**Exercise objective**
The records are to be copied word for word, and the pictures dropped.
Data to examine Block Start
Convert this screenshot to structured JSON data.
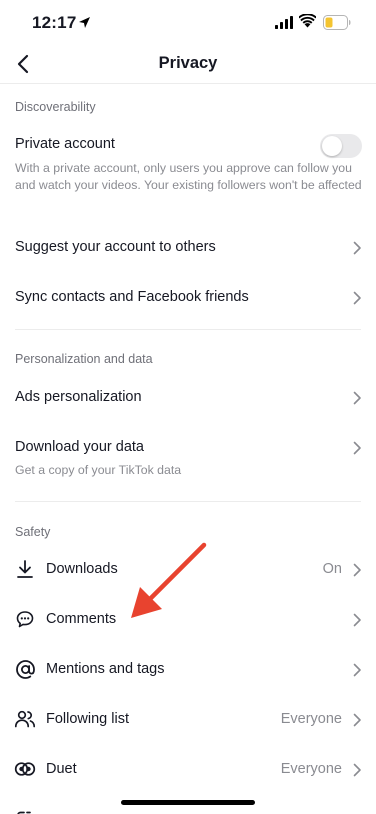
{
  "status_bar": {
    "time": "12:17"
  },
  "nav": {
    "title": "Privacy"
  },
  "sections": {
    "discoverability": "Discoverability",
    "personalization": "Personalization and data",
    "safety": "Safety"
  },
  "discoverability": {
    "private_account": {
      "label": "Private account",
      "description": "With a private account, only users you approve can follow you and watch your videos. Your existing followers won't be affected",
      "enabled": false
    },
    "suggest_account": "Suggest your account to others",
    "sync_contacts": "Sync contacts and Facebook friends"
  },
  "personalization": {
    "ads": "Ads personalization",
    "download_data": {
      "label": "Download your data",
      "description": "Get a copy of your TikTok data"
    }
  },
  "safety": {
    "downloads": {
      "label": "Downloads",
      "value": "On",
      "icon": "download-icon"
    },
    "comments": {
      "label": "Comments",
      "icon": "comment-icon"
    },
    "mentions": {
      "label": "Mentions and tags",
      "icon": "at-sign-icon"
    },
    "following": {
      "label": "Following list",
      "value": "Everyone",
      "icon": "people-icon"
    },
    "duet": {
      "label": "Duet",
      "value": "Everyone",
      "icon": "duet-icon"
    }
  },
  "colors": {
    "annotation_arrow": "#e8432f",
    "battery_fill": "#f4c430",
    "toggle_off": "#e9e9eb",
    "secondary_text": "#8a8b91"
  }
}
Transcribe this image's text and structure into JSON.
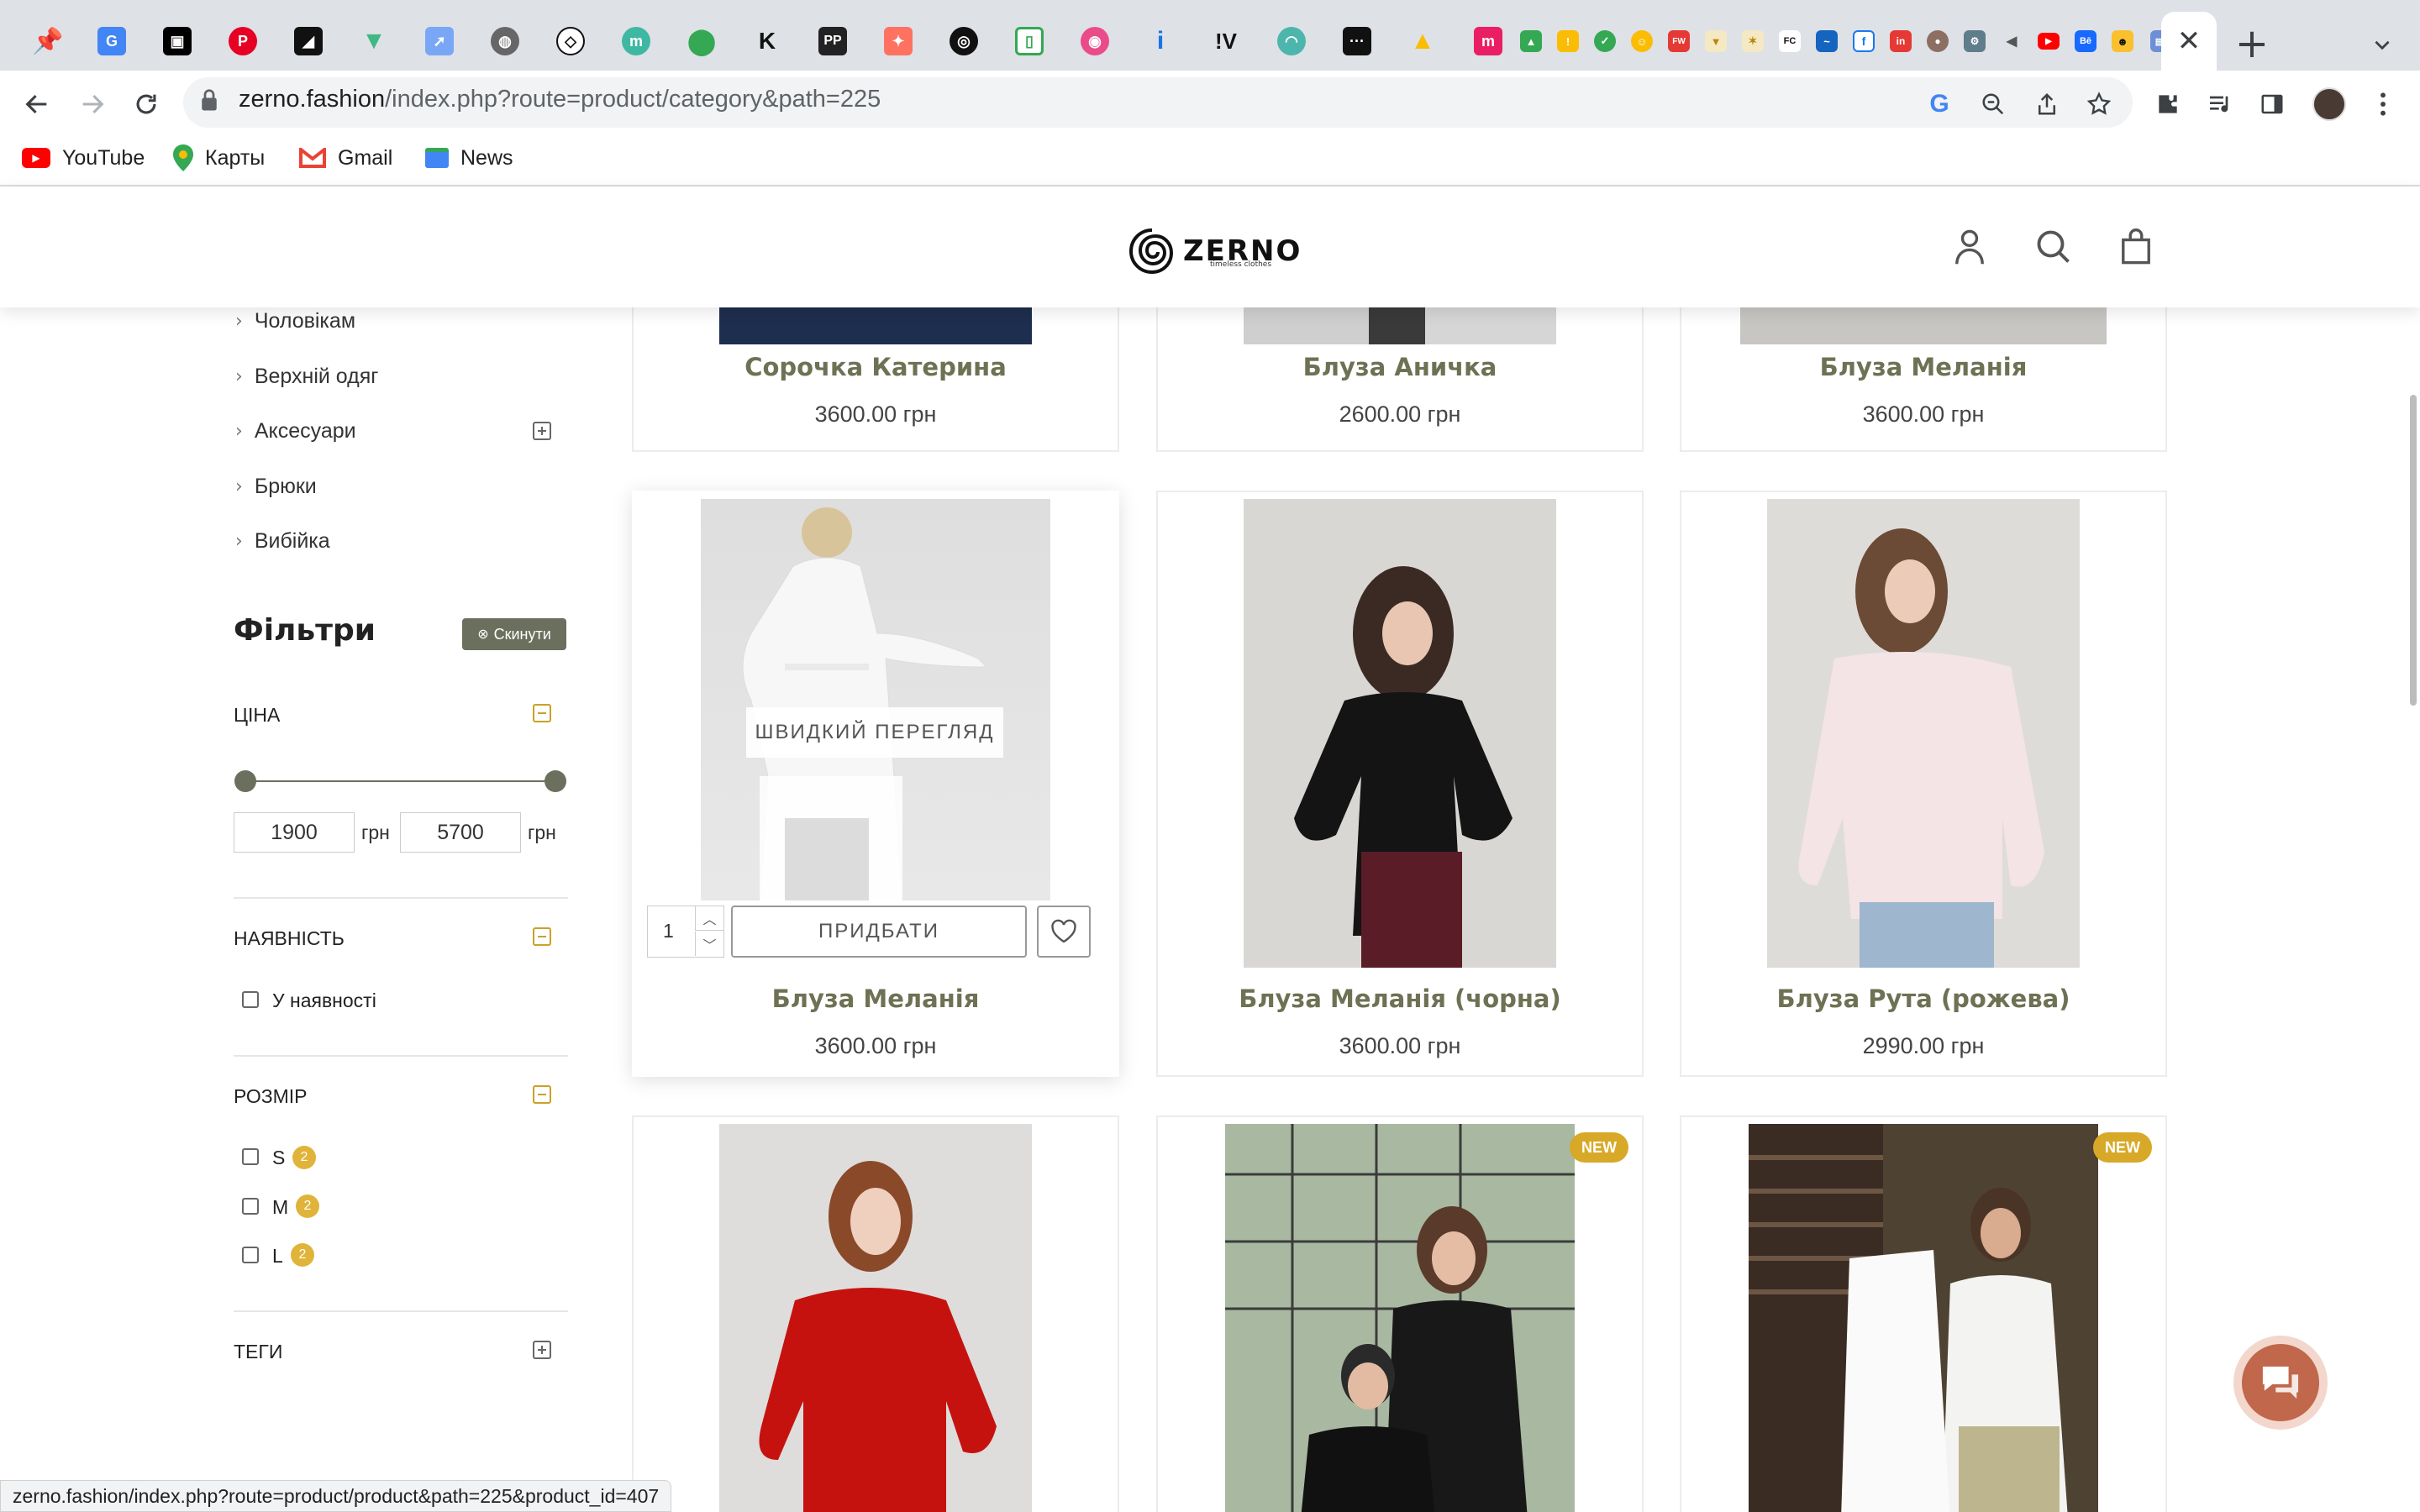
{
  "browser": {
    "url_host": "zerno.fashion",
    "url_path": "/index.php?route=product/category&path=225",
    "bookmarks": [
      "YouTube",
      "Карты",
      "Gmail",
      "News"
    ],
    "status_url": "zerno.fashion/index.php?route=product/product&path=225&product_id=407",
    "tab_icons": [
      "pin-icon",
      "translate-icon",
      "unsplash-icon",
      "pinterest-icon",
      "notion-icon",
      "vue-icon",
      "arrow-icon",
      "globe-icon",
      "codepen-icon",
      "miro-icon",
      "maps-icon",
      "k-icon",
      "pp-icon",
      "figma-icon",
      "spiral-icon",
      "phone-icon",
      "dribbble-icon",
      "info-icon",
      "v-icon",
      "ai-icon",
      "dots-icon",
      "drive-icon",
      "m-icon",
      "drive2-icon",
      "note-icon",
      "check-icon",
      "smile-icon",
      "fw-icon",
      "shield-icon",
      "star-icon",
      "fc-icon",
      "hand-icon",
      "facebook-icon",
      "in-icon",
      "person-icon",
      "tools-icon",
      "sound-icon",
      "youtube-icon",
      "behance-icon",
      "robot-icon",
      "page-icon",
      "sb-icon",
      "a-icon",
      "spark-icon",
      "blue-icon"
    ]
  },
  "site": {
    "logo_text": "ZERNO",
    "logo_sub": "timeless clothes",
    "categories": [
      {
        "label": "Чоловікам",
        "expandable": false
      },
      {
        "label": "Верхній одяг",
        "expandable": false
      },
      {
        "label": "Аксесуари",
        "expandable": true
      },
      {
        "label": "Брюки",
        "expandable": false
      },
      {
        "label": "Вибійка",
        "expandable": false
      }
    ],
    "filters": {
      "title": "Фільтри",
      "reset_label": "Скинути",
      "price": {
        "title": "ЦІНА",
        "min": "1900",
        "max": "5700",
        "unit": "грн"
      },
      "availability": {
        "title": "НАЯВНІСТЬ",
        "option": "У наявності"
      },
      "size": {
        "title": "РОЗМІР",
        "options": [
          {
            "label": "S",
            "count": "2"
          },
          {
            "label": "M",
            "count": "2"
          },
          {
            "label": "L",
            "count": "2"
          }
        ]
      },
      "tags": {
        "title": "ТЕГИ"
      }
    },
    "products": [
      {
        "name": "Сорочка Катерина",
        "price": "3600.00 грн"
      },
      {
        "name": "Блуза Аничка",
        "price": "2600.00 грн"
      },
      {
        "name": "Блуза Меланія",
        "price": "3600.00 грн"
      },
      {
        "name": "Блуза Меланія",
        "price": "3600.00 грн"
      },
      {
        "name": "Блуза Меланія (чорна)",
        "price": "3600.00 грн"
      },
      {
        "name": "Блуза Рута (рожева)",
        "price": "2990.00 грн"
      }
    ],
    "quick_view": "ШВИДКИЙ ПЕРЕГЛЯД",
    "add_to_cart": "ПРИДБАТИ",
    "qty": "1",
    "new_badge": "NEW"
  },
  "colors": {
    "accent": "#6e7153",
    "badge": "#d8a928",
    "chat": "#c0674c"
  }
}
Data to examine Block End
**Task solution**
Convert this screenshot to structured JSON data.
{
  "status_bar": {
    "time": "12:17"
  },
  "nav": {
    "title": "Privacy"
  },
  "sections": {
    "discoverability": "Discoverability",
    "personalization": "Personalization and data",
    "safety": "Safety"
  },
  "discoverability": {
    "private_account": {
      "label": "Private account",
      "description": "With a private account, only users you approve can follow you and watch your videos. Your existing followers won't be affected",
      "enabled": false
    },
    "suggest_account": "Suggest your account to others",
    "sync_contacts": "Sync contacts and Facebook friends"
  },
  "personalization": {
    "ads": "Ads personalization",
    "download_data": {
      "label": "Download your data",
      "description": "Get a copy of your TikTok data"
    }
  },
  "safety": {
    "downloads": {
      "label": "Downloads",
      "value": "On",
      "icon": "download-icon"
    },
    "comments": {
      "label": "Comments",
      "icon": "comment-icon"
    },
    "mentions": {
      "label": "Mentions and tags",
      "icon": "at-sign-icon"
    },
    "following": {
      "label": "Following list",
      "value": "Everyone",
      "icon": "people-icon"
    },
    "duet": {
      "label": "Duet",
      "value": "Everyone",
      "icon": "duet-icon"
    }
  },
  "colors": {
    "annotation_arrow": "#e8432f",
    "battery_fill": "#f4c430",
    "toggle_off": "#e9e9eb",
    "secondary_text": "#8a8b91"
  }
}
Transcribe this image's text and structure into JSON.
{
  "browser": {
    "url_host": "zerno.fashion",
    "url_path": "/index.php?route=product/category&path=225",
    "bookmarks": [
      "YouTube",
      "Карты",
      "Gmail",
      "News"
    ],
    "status_url": "zerno.fashion/index.php?route=product/product&path=225&product_id=407",
    "tab_icons": [
      "pin-icon",
      "translate-icon",
      "unsplash-icon",
      "pinterest-icon",
      "notion-icon",
      "vue-icon",
      "arrow-icon",
      "globe-icon",
      "codepen-icon",
      "miro-icon",
      "maps-icon",
      "k-icon",
      "pp-icon",
      "figma-icon",
      "spiral-icon",
      "phone-icon",
      "dribbble-icon",
      "info-icon",
      "v-icon",
      "ai-icon",
      "dots-icon",
      "drive-icon",
      "m-icon",
      "drive2-icon",
      "note-icon",
      "check-icon",
      "smile-icon",
      "fw-icon",
      "shield-icon",
      "star-icon",
      "fc-icon",
      "hand-icon",
      "facebook-icon",
      "in-icon",
      "person-icon",
      "tools-icon",
      "sound-icon",
      "youtube-icon",
      "behance-icon",
      "robot-icon",
      "page-icon",
      "sb-icon",
      "a-icon",
      "spark-icon",
      "blue-icon"
    ]
  },
  "site": {
    "logo_text": "ZERNO",
    "logo_sub": "timeless clothes",
    "categories": [
      {
        "label": "Чоловікам",
        "expandable": false
      },
      {
        "label": "Верхній одяг",
        "expandable": false
      },
      {
        "label": "Аксесуари",
        "expandable": true
      },
      {
        "label": "Брюки",
        "expandable": false
      },
      {
        "label": "Вибійка",
        "expandable": false
      }
    ],
    "filters": {
      "title": "Фільтри",
      "reset_label": "Скинути",
      "price": {
        "title": "ЦІНА",
        "min": "1900",
        "max": "5700",
        "unit": "грн"
      },
      "availability": {
        "title": "НАЯВНІСТЬ",
        "option": "У наявності"
      },
      "size": {
        "title": "РОЗМІР",
        "options": [
          {
            "label": "S",
            "count": "2"
          },
          {
            "label": "M",
            "count": "2"
          },
          {
            "label": "L",
            "count": "2"
          }
        ]
      },
      "tags": {
        "title": "ТЕГИ"
      }
    },
    "products": [
      {
        "name": "Сорочка Катерина",
        "price": "3600.00 грн"
      },
      {
        "name": "Блуза Аничка",
        "price": "2600.00 грн"
      },
      {
        "name": "Блуза Меланія",
        "price": "3600.00 грн"
      },
      {
        "name": "Блуза Меланія",
        "price": "3600.00 грн"
      },
      {
        "name": "Блуза Меланія (чорна)",
        "price": "3600.00 грн"
      },
      {
        "name": "Блуза Рута (рожева)",
        "price": "2990.00 грн"
      }
    ],
    "quick_view": "ШВИДКИЙ ПЕРЕГЛЯД",
    "add_to_cart": "ПРИДБАТИ",
    "qty": "1",
    "new_badge": "NEW"
  },
  "colors": {
    "accent": "#6e7153",
    "badge": "#d8a928",
    "chat": "#c0674c"
  }
}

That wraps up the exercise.